But when I arrived in the valley that morning it was still snowing. So I did what I always do: I asked myself, “What’s happening now?” In other words, what was interesting or unusual about that moment? What was unique and special in this place I’ve photographed so many times before?
The obvious answer was the snow. Not just snow on the ground, or in the trees, but snow still falling from the sky. I knew from past experience that falling snow could give images a soft, fog-like appearance, which often works well with trees.
So I started thinking about individual trees or stands of trees that might look interesting under those conditions. And it occurred to me that I’d never photographed one of my favorite oaks in a snowstorm before. So I decided to try it.
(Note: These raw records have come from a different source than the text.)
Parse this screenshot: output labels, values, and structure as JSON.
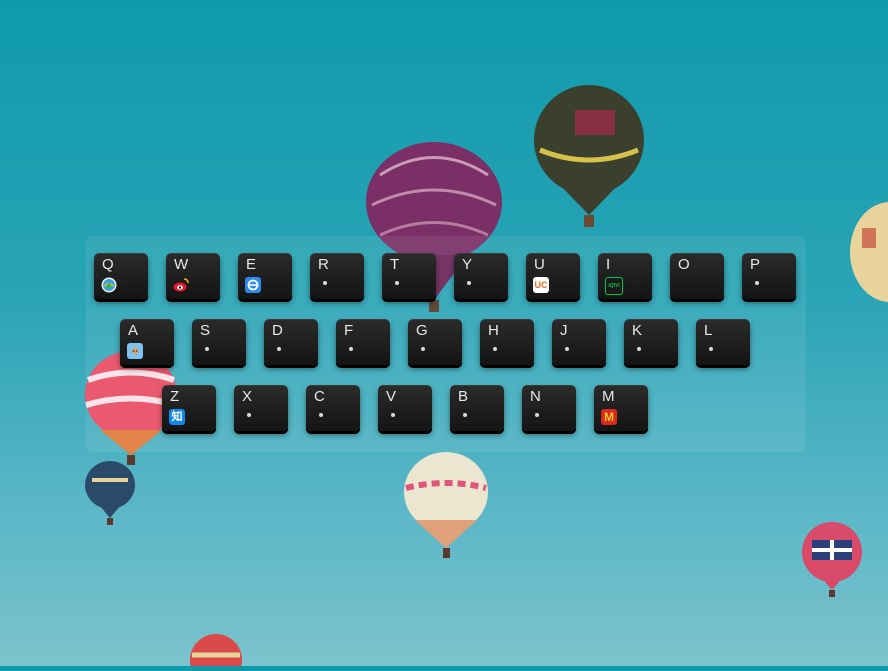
{
  "keyboard": {
    "rows": [
      [
        {
          "letter": "Q",
          "icon": "browser-360-icon"
        },
        {
          "letter": "W",
          "icon": "weibo-icon"
        },
        {
          "letter": "E",
          "icon": "ie-browser-icon"
        },
        {
          "letter": "R",
          "icon": "dot"
        },
        {
          "letter": "T",
          "icon": "dot"
        },
        {
          "letter": "Y",
          "icon": "dot"
        },
        {
          "letter": "U",
          "icon": "uc-browser-icon",
          "icon_text": "UC"
        },
        {
          "letter": "I",
          "icon": "iqiyi-icon",
          "icon_text": "iQIYI"
        },
        {
          "letter": "O",
          "icon": "none"
        },
        {
          "letter": "P",
          "icon": "dot"
        }
      ],
      [
        {
          "letter": "A",
          "icon": "fox-avatar-icon"
        },
        {
          "letter": "S",
          "icon": "dot"
        },
        {
          "letter": "D",
          "icon": "dot"
        },
        {
          "letter": "F",
          "icon": "dot"
        },
        {
          "letter": "G",
          "icon": "dot"
        },
        {
          "letter": "H",
          "icon": "dot"
        },
        {
          "letter": "J",
          "icon": "dot"
        },
        {
          "letter": "K",
          "icon": "dot"
        },
        {
          "letter": "L",
          "icon": "dot"
        }
      ],
      [
        {
          "letter": "Z",
          "icon": "zhihu-icon",
          "icon_text": "知"
        },
        {
          "letter": "X",
          "icon": "dot"
        },
        {
          "letter": "C",
          "icon": "dot"
        },
        {
          "letter": "V",
          "icon": "dot"
        },
        {
          "letter": "B",
          "icon": "dot"
        },
        {
          "letter": "N",
          "icon": "dot"
        },
        {
          "letter": "M",
          "icon": "mcdonalds-icon",
          "icon_text": "M"
        }
      ]
    ]
  },
  "colors": {
    "sky_top": "#0f9aab",
    "sky_bottom": "#7cc3cd",
    "key_face": "#1b1b1b",
    "key_text": "#e8e8e8"
  }
}
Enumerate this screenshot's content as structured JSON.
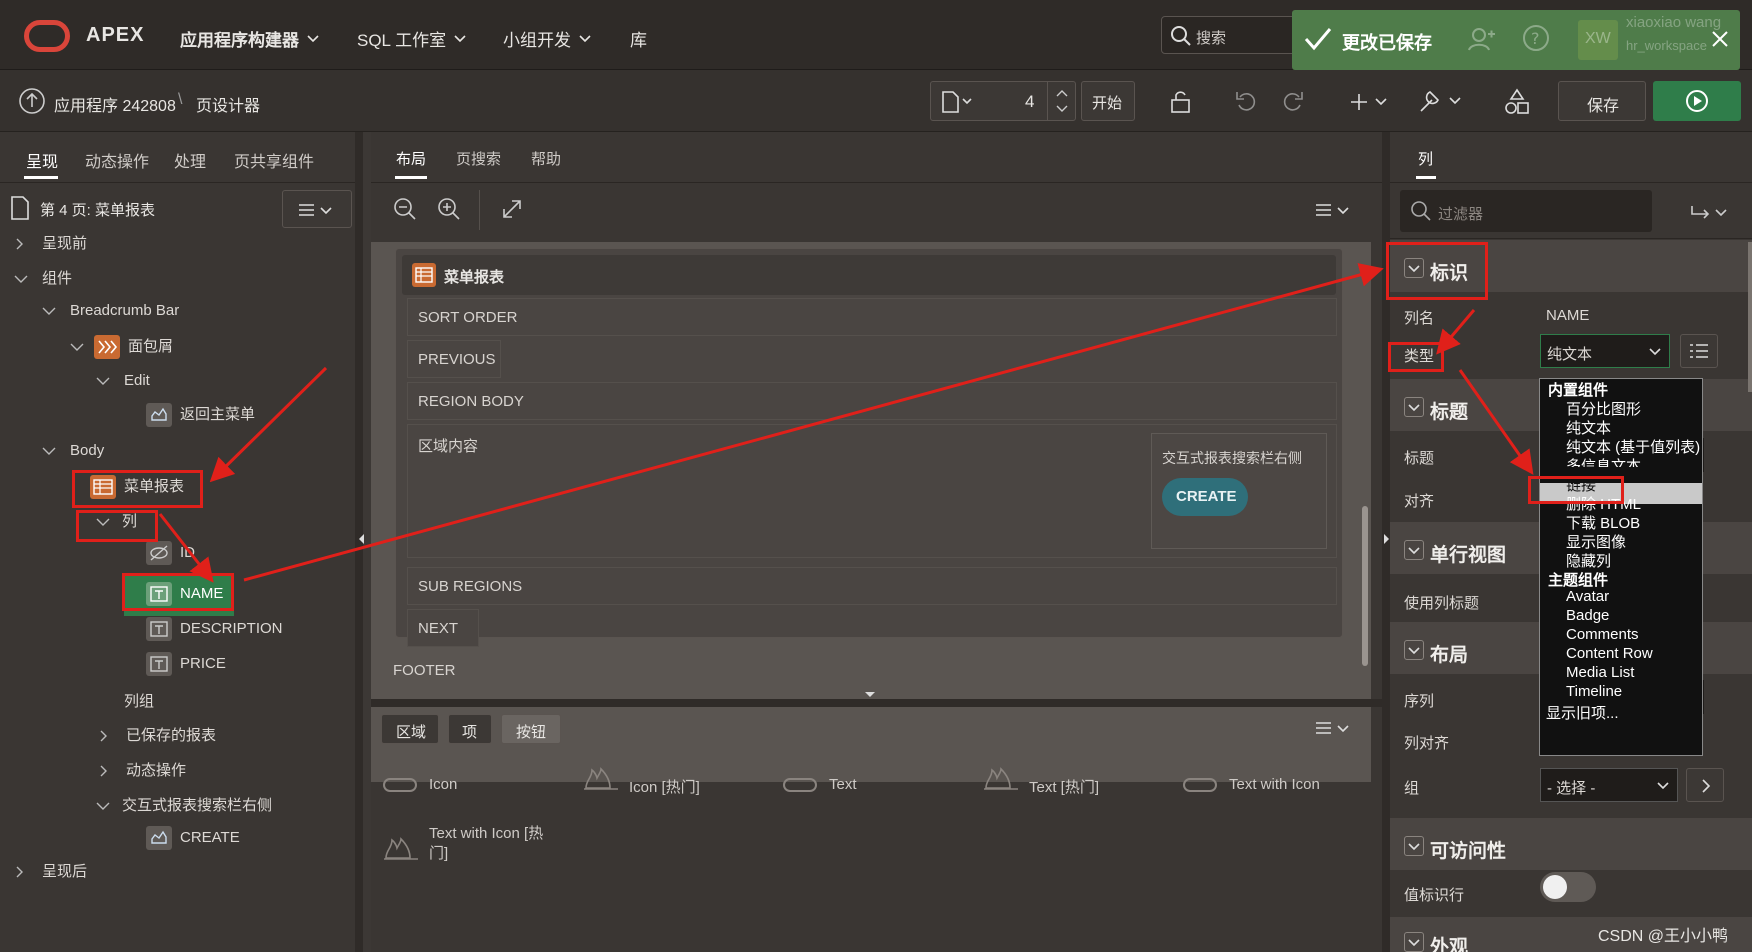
{
  "topbar": {
    "brand": "APEX",
    "nav": [
      "应用程序构建器",
      "SQL 工作室",
      "小组开发",
      "库"
    ],
    "search_placeholder": "搜索",
    "toast": "更改已保存",
    "user_name": "xiaoxiao wang",
    "user_initials": "XW",
    "user_sub": "hr_workspace"
  },
  "subbar": {
    "breadcrumb_app": "应用程序 242808",
    "breadcrumb_sep": "\\",
    "breadcrumb_page": "页设计器",
    "page_number": "4",
    "go_label": "开始",
    "save_label": "保存"
  },
  "left": {
    "tabs": [
      "呈现",
      "动态操作",
      "处理",
      "页共享组件"
    ],
    "page_title": "第 4 页: 菜单报表",
    "tree": [
      "呈现前",
      "组件",
      "Breadcrumb Bar",
      "面包屑",
      "Edit",
      "返回主菜单",
      "Body",
      "菜单报表",
      "列",
      "ID",
      "NAME",
      "DESCRIPTION",
      "PRICE",
      "列组",
      "已保存的报表",
      "动态操作",
      "交互式报表搜索栏右侧",
      "CREATE",
      "呈现后"
    ]
  },
  "center": {
    "tabs": [
      "布局",
      "页搜索",
      "帮助"
    ],
    "region_title": "菜单报表",
    "slots": [
      "SORT ORDER",
      "PREVIOUS",
      "REGION BODY",
      "区域内容",
      "SUB REGIONS",
      "NEXT"
    ],
    "ir_search_label": "交互式报表搜索栏右侧",
    "create_label": "CREATE",
    "footer": "FOOTER",
    "gallery_tabs": [
      "区域",
      "项",
      "按钮"
    ],
    "gallery_items": [
      "Icon",
      "Icon [热门]",
      "Text",
      "Text [热门]",
      "Text with Icon",
      "Text with Icon [热门]"
    ]
  },
  "right": {
    "tab": "列",
    "filter_placeholder": "过滤器",
    "sections": [
      "标识",
      "标题",
      "单行视图",
      "布局",
      "可访问性",
      "外观"
    ],
    "props": {
      "column_name_label": "列名",
      "column_name_value": "NAME",
      "type_label": "类型",
      "type_value": "纯文本",
      "heading_label": "标题",
      "align_label": "对齐",
      "use_heading_label": "使用列标题",
      "sequence_label": "序列",
      "col_align_label": "列对齐",
      "group_label": "组",
      "group_value": "- 选择 -",
      "value_identifies_row": "值标识行"
    },
    "dropdown": {
      "group1": "内置组件",
      "builtin": [
        "百分比图形",
        "纯文本",
        "纯文本 (基于值列表)",
        "多信息文本",
        "链接",
        "删除 HTML",
        "下载 BLOB",
        "显示图像",
        "隐藏列"
      ],
      "group2": "主题组件",
      "theme": [
        "Avatar",
        "Badge",
        "Comments",
        "Content Row",
        "Media List",
        "Timeline"
      ],
      "legacy": "显示旧项..."
    }
  },
  "watermark": "CSDN @王小小鸭",
  "colors": {
    "accent_green": "#2f7d4a",
    "toast_green": "#4f7c4a",
    "annotation_red": "#e0201a",
    "logo_red": "#d9453a"
  }
}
The beautifully-shaped, spreading branches of this tree stood out nicely, forming dark shapes against the white snow. And a few leaves still clung to its branches, creating tiny splotches of color amid all the grays and whites.
I tried different shutter speeds. Fast shutter speeds (1/125 sec. and up) created tiny dot patterns, reminiscent of pointillist paintings. Slower shutter speeds, like 1/15 sec. or 1/30 sec., turned the falling snowflakes into streaks. These slower shutter speeds work better when wind turns the streaks into diagonal lines, as happened on that morning, so I ended up liking the slower shutter speeds better (as shown in the photograph at the top of this post).
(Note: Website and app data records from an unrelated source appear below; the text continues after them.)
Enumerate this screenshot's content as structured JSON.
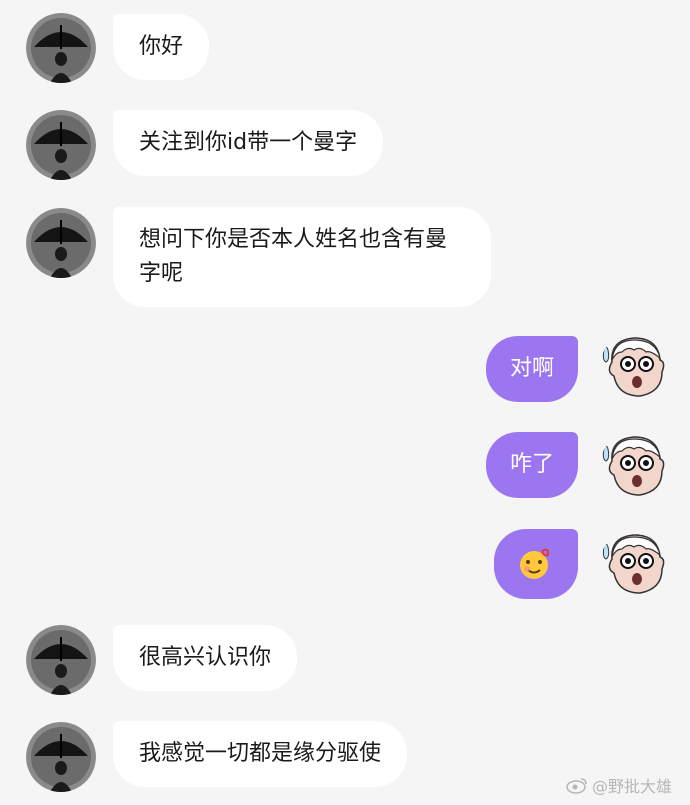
{
  "chat": {
    "messages": [
      {
        "side": "left",
        "text": "你好"
      },
      {
        "side": "left",
        "text": "关注到你id带一个曼字"
      },
      {
        "side": "left",
        "text": "想问下你是否本人姓名也含有曼字呢"
      },
      {
        "side": "right",
        "text": "对啊"
      },
      {
        "side": "right",
        "text": "咋了"
      },
      {
        "side": "right",
        "text": "",
        "emoji": "dizzy-face-emoji"
      },
      {
        "side": "left",
        "text": "很高兴认识你"
      },
      {
        "side": "left",
        "text": "我感觉一切都是缘分驱使"
      }
    ]
  },
  "watermark": {
    "text": "@野批大雄",
    "icon": "weibo-icon"
  },
  "colors": {
    "outgoing_bubble": "#9b76f0",
    "incoming_bubble": "#ffffff",
    "background": "#f5f5f5"
  }
}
Later, after the snow stopped, I photographed the late-morning clearing storm. Then the clouds and mist dissipated, leaving mostly blue skies overhead. What was happening then that was unique and interesting? Well there was still snow on the trees. I noticed some snow-covered branches with myriads of tiny, horizontal lines. I love patterns like this, so I spent an enjoyable half an hour exploring different compositions of those trees.
The term “landscape photography” is something of a misnomer. We don’t photograph landscapes; we photograph light. And the appearance of a landscape – the light that we’re actually photographing – shifts from minute to minute, and day to day, as the sun moves, and the weather and seasons change.
If you view the landscape as static and immutable, you might miss some wonderful opportunities. But if you tune in to the changes – if you ask yourself what’s happening now that’s interesting or unusual – you might find unique and beautiful moments, even in a place you’ve photographed many times before.
— Michael Frye
Michael Frye is a professional photographer specializing in landscapes and nature. He is the author or principal photographer of The Photographer’s Guide to Yosemite, Yosemite Meditations, Yosemite Meditations for Women, Yosemite Meditations for Adventurers, and Digital Landscape Photography: In the Footsteps of Ansel Adams and the Great Masters. He has also written three eBooks: Light & Land: Landscapes in the Digital Darkroom, Exposure for Outdoor Photography, and Landscapes in Lightroom: The Essential Step-by-Step Guide. Michael has written numerous magazine articles on the art and technique of photography, and his images have been published in over thirty countries around the world. Michael has lived either in or near Yosemite National Park since 1983, currently residing just outside the park in Mariposa, California.